* Task description: Skip the pictures and return every entry exactly as written.

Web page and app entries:
..............................

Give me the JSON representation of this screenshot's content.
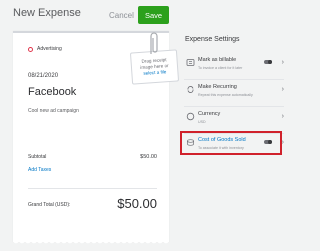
{
  "header": {
    "title": "New Expense",
    "cancel_label": "Cancel",
    "save_label": "Save"
  },
  "receipt": {
    "category": "Advertising",
    "date": "08/21/2020",
    "merchant": "Facebook",
    "memo": "Cool new ad campaign",
    "subtotal_label": "Subtotal",
    "subtotal_amount": "$50.00",
    "add_taxes_label": "Add Taxes",
    "grand_total_label": "Grand Total (USD):",
    "grand_total_amount": "$50.00"
  },
  "dropzone": {
    "line1": "Drag receipt",
    "line2": "image here or",
    "link": "select a file"
  },
  "settings": {
    "title": "Expense Settings",
    "items": [
      {
        "label": "Mark as billable",
        "desc": "To invoice a client for it later",
        "icon": "billable-icon",
        "toggle": true
      },
      {
        "label": "Make Recurring",
        "desc": "Repeat this expense automatically",
        "icon": "recurring-icon"
      },
      {
        "label": "Currency",
        "desc": "USD",
        "icon": "currency-icon"
      },
      {
        "label": "Cost of Goods Sold",
        "desc": "To associate it with inventory",
        "icon": "inventory-icon",
        "toggle": true
      }
    ]
  },
  "colors": {
    "accent": "#2ca01c",
    "highlight": "#d0212b",
    "link": "#0077c5",
    "category_dot": "#e0344b"
  }
}
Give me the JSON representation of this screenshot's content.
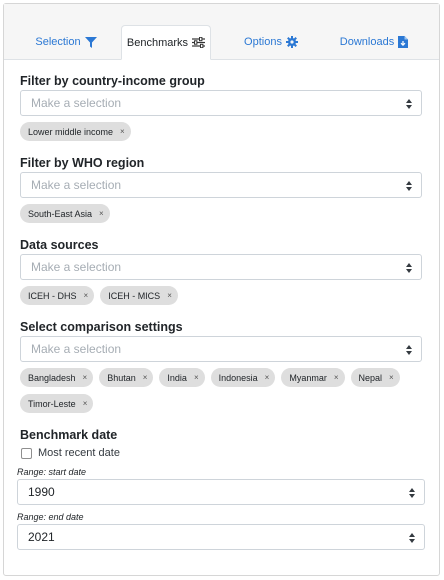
{
  "tabs": [
    {
      "label": "Selection",
      "icon": "filter-icon",
      "active": false
    },
    {
      "label": "Benchmarks",
      "icon": "sliders-icon",
      "active": true
    },
    {
      "label": "Options",
      "icon": "gear-icon",
      "active": false
    },
    {
      "label": "Downloads",
      "icon": "file-download-icon",
      "active": false
    }
  ],
  "filters": {
    "income": {
      "label": "Filter by country-income group",
      "placeholder": "Make a selection",
      "chips": [
        "Lower middle income"
      ]
    },
    "region": {
      "label": "Filter by WHO region",
      "placeholder": "Make a selection",
      "chips": [
        "South-East Asia"
      ]
    },
    "sources": {
      "label": "Data sources",
      "placeholder": "Make a selection",
      "chips": [
        "ICEH - DHS",
        "ICEH - MICS"
      ]
    },
    "comparison": {
      "label": "Select comparison settings",
      "placeholder": "Make a selection",
      "chips": [
        "Bangladesh",
        "Bhutan",
        "India",
        "Indonesia",
        "Myanmar",
        "Nepal",
        "Timor-Leste"
      ]
    }
  },
  "benchmark_date": {
    "label": "Benchmark date",
    "most_recent_label": "Most recent date",
    "most_recent_checked": false,
    "start_label": "Range: start date",
    "start_value": "1990",
    "end_label": "Range: end date",
    "end_value": "2021"
  },
  "chip_remove_glyph": "×",
  "colors": {
    "link": "#2b78d4",
    "chip_bg": "#dedede",
    "tabbar_bg": "#f6f6f6"
  }
}
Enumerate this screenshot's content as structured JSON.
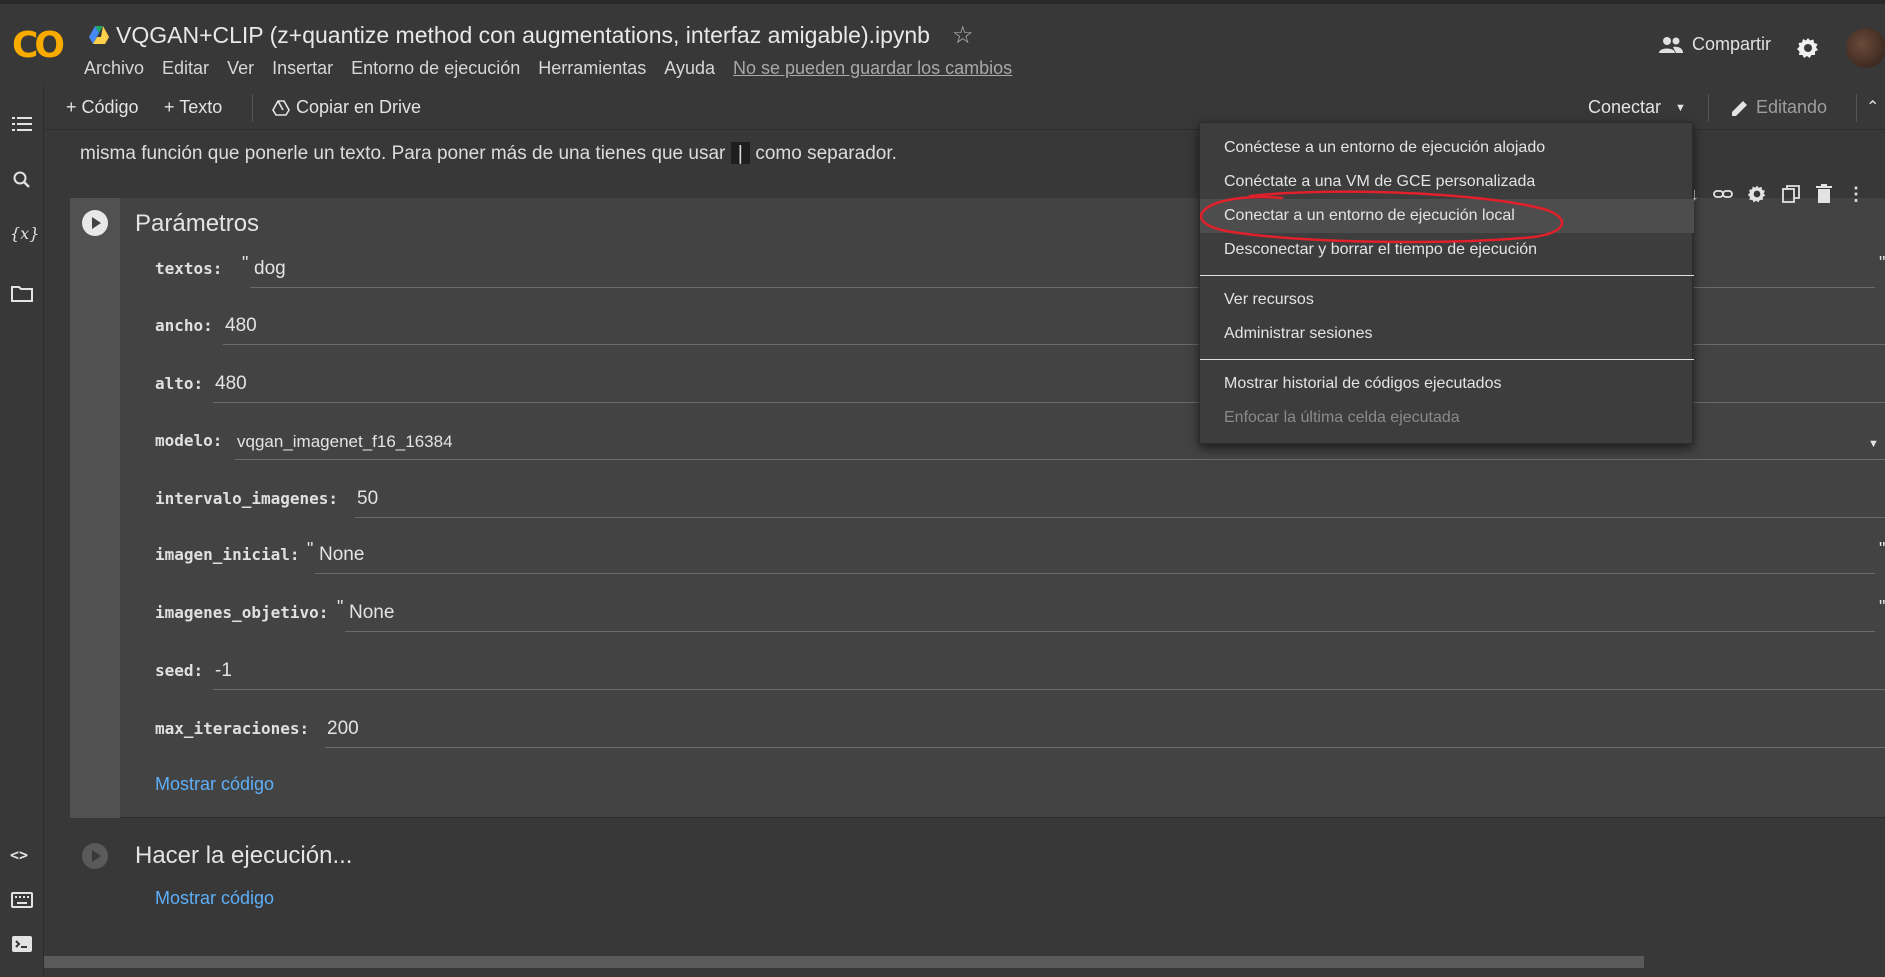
{
  "header": {
    "logo": "CO",
    "notebook_title": "VQGAN+CLIP (z+quantize method con augmentations, interfaz amigable).ipynb",
    "menu": [
      "Archivo",
      "Editar",
      "Ver",
      "Insertar",
      "Entorno de ejecución",
      "Herramientas",
      "Ayuda"
    ],
    "save_warning": "No se pueden guardar los cambios",
    "share_label": "Compartir"
  },
  "toolbar": {
    "add_code": "+ Código",
    "add_text": "+ Texto",
    "copy_drive": "Copiar en Drive",
    "connect": "Conectar",
    "editing": "Editando"
  },
  "content": {
    "text_before": "misma función que ponerle un texto. Para poner más de una tienes que usar",
    "pipe": "|",
    "text_after": "como separador."
  },
  "cell1": {
    "title": "Parámetros",
    "fields": [
      {
        "label": "textos:",
        "value": "dog",
        "quoted": true
      },
      {
        "label": "ancho:",
        "value": "480"
      },
      {
        "label": "alto:",
        "value": "480"
      },
      {
        "label": "modelo:",
        "value": "vqgan_imagenet_f16_16384",
        "dropdown": true
      },
      {
        "label": "intervalo_imagenes:",
        "value": "50"
      },
      {
        "label": "imagen_inicial:",
        "value": "None",
        "quoted": true
      },
      {
        "label": "imagenes_objetivo:",
        "value": "None",
        "quoted": true
      },
      {
        "label": "seed:",
        "value": "-1"
      },
      {
        "label": "max_iteraciones:",
        "value": "200"
      }
    ],
    "show_code": "Mostrar código"
  },
  "cell2": {
    "title": "Hacer la ejecución...",
    "show_code": "Mostrar código"
  },
  "connect_menu": {
    "items": [
      "Conéctese a un entorno de ejecución alojado",
      "Conéctate a una VM de GCE personalizada",
      "Conectar a un entorno de ejecución local",
      "Desconectar y borrar el tiempo de ejecución",
      "Ver recursos",
      "Administrar sesiones",
      "Mostrar historial de códigos ejecutados",
      "Enfocar la última celda ejecutada"
    ],
    "highlighted_index": 2,
    "disabled_index": 7
  },
  "colors": {
    "background": "#383838",
    "logo": "#f9ab00",
    "link": "#5eaef8",
    "annotation": "#e0202a"
  }
}
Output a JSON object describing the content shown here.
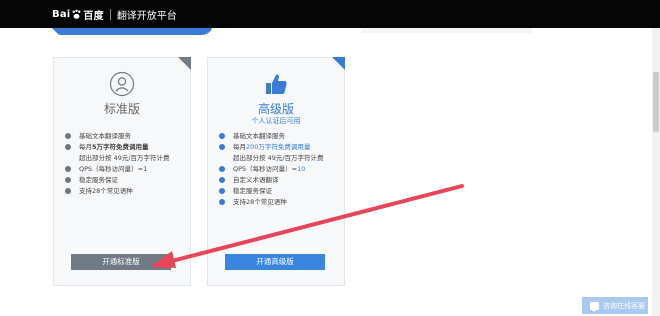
{
  "header": {
    "logo_text_1": "Bai",
    "logo_text_2": "百度",
    "title": "翻译开放平台"
  },
  "plans": [
    {
      "name": "标准版",
      "icon": "user-icon",
      "features": [
        "基础文本翻译服务",
        "每月5万字符免费调用量",
        "超出部分按 49元/百万字符计费",
        "QPS（每秒访问量）=1",
        "稳定服务保证",
        "支持28个常见语种"
      ],
      "button": "开通标准版"
    },
    {
      "name": "高级版",
      "icon": "thumbs-up-icon",
      "subtitle": "个人认证后可用",
      "features": [
        "基础文本翻译服务",
        "每月200万字符免费调用量",
        "超出部分按 49元/百万字符计费",
        "QPS（每秒访问量）=10",
        "自定义术语翻译",
        "稳定服务保证",
        "支持28个常见语种"
      ],
      "button": "开通高级版"
    }
  ],
  "features_rich": {
    "std_quota_prefix": "每月",
    "std_quota_highlight": "5万字符免费调用量",
    "adv_quota_prefix": "每月",
    "adv_quota_highlight": "200万字符免费调用量",
    "adv_qps_prefix": "QPS（每秒访问量）=",
    "adv_qps_value": "10"
  },
  "chat": {
    "label": "咨询在线客服",
    "icon": "chat-icon"
  },
  "colors": {
    "accent": "#3a7bd5",
    "gray_button": "#717b87",
    "arrow": "#e8455a"
  }
}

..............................

* Answer box:
Give me the JSON representation of this screenshot's content.
{
  "header": {
    "title": "New Expense",
    "cancel_label": "Cancel",
    "save_label": "Save"
  },
  "receipt": {
    "category": "Advertising",
    "date": "08/21/2020",
    "merchant": "Facebook",
    "memo": "Cool new ad campaign",
    "subtotal_label": "Subtotal",
    "subtotal_amount": "$50.00",
    "add_taxes_label": "Add Taxes",
    "grand_total_label": "Grand Total (USD):",
    "grand_total_amount": "$50.00"
  },
  "dropzone": {
    "line1": "Drag receipt",
    "line2": "image here or",
    "link": "select a file"
  },
  "settings": {
    "title": "Expense Settings",
    "items": [
      {
        "label": "Mark as billable",
        "desc": "To invoice a client for it later",
        "icon": "billable-icon",
        "toggle": true
      },
      {
        "label": "Make Recurring",
        "desc": "Repeat this expense automatically",
        "icon": "recurring-icon"
      },
      {
        "label": "Currency",
        "desc": "USD",
        "icon": "currency-icon"
      },
      {
        "label": "Cost of Goods Sold",
        "desc": "To associate it with inventory",
        "icon": "inventory-icon",
        "toggle": true
      }
    ]
  },
  "colors": {
    "accent": "#2ca01c",
    "highlight": "#d0212b",
    "link": "#0077c5",
    "category_dot": "#e0344b"
  }
}
Give me the JSON representation of this screenshot's content.
{
  "tabs": [
    {
      "label": "Selection",
      "icon": "filter-icon",
      "active": false
    },
    {
      "label": "Benchmarks",
      "icon": "sliders-icon",
      "active": true
    },
    {
      "label": "Options",
      "icon": "gear-icon",
      "active": false
    },
    {
      "label": "Downloads",
      "icon": "file-download-icon",
      "active": false
    }
  ],
  "filters": {
    "income": {
      "label": "Filter by country-income group",
      "placeholder": "Make a selection",
      "chips": [
        "Lower middle income"
      ]
    },
    "region": {
      "label": "Filter by WHO region",
      "placeholder": "Make a selection",
      "chips": [
        "South-East Asia"
      ]
    },
    "sources": {
      "label": "Data sources",
      "placeholder": "Make a selection",
      "chips": [
        "ICEH - DHS",
        "ICEH - MICS"
      ]
    },
    "comparison": {
      "label": "Select comparison settings",
      "placeholder": "Make a selection",
      "chips": [
        "Bangladesh",
        "Bhutan",
        "India",
        "Indonesia",
        "Myanmar",
        "Nepal",
        "Timor-Leste"
      ]
    }
  },
  "benchmark_date": {
    "label": "Benchmark date",
    "most_recent_label": "Most recent date",
    "most_recent_checked": false,
    "start_label": "Range: start date",
    "start_value": "1990",
    "end_label": "Range: end date",
    "end_value": "2021"
  },
  "chip_remove_glyph": "×",
  "colors": {
    "link": "#2b78d4",
    "chip_bg": "#dedede",
    "tabbar_bg": "#f6f6f6"
  }
}
Enumerate this screenshot's content as structured JSON.
{
  "header": {
    "logo": "CO",
    "notebook_title": "VQGAN+CLIP (z+quantize method con augmentations, interfaz amigable).ipynb",
    "menu": [
      "Archivo",
      "Editar",
      "Ver",
      "Insertar",
      "Entorno de ejecución",
      "Herramientas",
      "Ayuda"
    ],
    "save_warning": "No se pueden guardar los cambios",
    "share_label": "Compartir"
  },
  "toolbar": {
    "add_code": "+ Código",
    "add_text": "+ Texto",
    "copy_drive": "Copiar en Drive",
    "connect": "Conectar",
    "editing": "Editando"
  },
  "content": {
    "text_before": "misma función que ponerle un texto. Para poner más de una tienes que usar",
    "pipe": "|",
    "text_after": "como separador."
  },
  "cell1": {
    "title": "Parámetros",
    "fields": [
      {
        "label": "textos:",
        "value": "dog",
        "quoted": true
      },
      {
        "label": "ancho:",
        "value": "480"
      },
      {
        "label": "alto:",
        "value": "480"
      },
      {
        "label": "modelo:",
        "value": "vqgan_imagenet_f16_16384",
        "dropdown": true
      },
      {
        "label": "intervalo_imagenes:",
        "value": "50"
      },
      {
        "label": "imagen_inicial:",
        "value": "None",
        "quoted": true
      },
      {
        "label": "imagenes_objetivo:",
        "value": "None",
        "quoted": true
      },
      {
        "label": "seed:",
        "value": "-1"
      },
      {
        "label": "max_iteraciones:",
        "value": "200"
      }
    ],
    "show_code": "Mostrar código"
  },
  "cell2": {
    "title": "Hacer la ejecución...",
    "show_code": "Mostrar código"
  },
  "connect_menu": {
    "items": [
      "Conéctese a un entorno de ejecución alojado",
      "Conéctate a una VM de GCE personalizada",
      "Conectar a un entorno de ejecución local",
      "Desconectar y borrar el tiempo de ejecución",
      "Ver recursos",
      "Administrar sesiones",
      "Mostrar historial de códigos ejecutados",
      "Enfocar la última celda ejecutada"
    ],
    "highlighted_index": 2,
    "disabled_index": 7
  },
  "colors": {
    "background": "#383838",
    "logo": "#f9ab00",
    "link": "#5eaef8",
    "annotation": "#e0202a"
  }
}
Output a JSON object describing the content shown here.
{
  "header": {
    "logo_text_1": "Bai",
    "logo_text_2": "百度",
    "title": "翻译开放平台"
  },
  "plans": [
    {
      "name": "标准版",
      "icon": "user-icon",
      "features": [
        "基础文本翻译服务",
        "每月5万字符免费调用量",
        "超出部分按 49元/百万字符计费",
        "QPS（每秒访问量）=1",
        "稳定服务保证",
        "支持28个常见语种"
      ],
      "button": "开通标准版"
    },
    {
      "name": "高级版",
      "icon": "thumbs-up-icon",
      "subtitle": "个人认证后可用",
      "features": [
        "基础文本翻译服务",
        "每月200万字符免费调用量",
        "超出部分按 49元/百万字符计费",
        "QPS（每秒访问量）=10",
        "自定义术语翻译",
        "稳定服务保证",
        "支持28个常见语种"
      ],
      "button": "开通高级版"
    }
  ],
  "features_rich": {
    "std_quota_prefix": "每月",
    "std_quota_highlight": "5万字符免费调用量",
    "adv_quota_prefix": "每月",
    "adv_quota_highlight": "200万字符免费调用量",
    "adv_qps_prefix": "QPS（每秒访问量）=",
    "adv_qps_value": "10"
  },
  "chat": {
    "label": "咨询在线客服",
    "icon": "chat-icon"
  },
  "colors": {
    "accent": "#3a7bd5",
    "gray_button": "#717b87",
    "arrow": "#e8455a"
  }
}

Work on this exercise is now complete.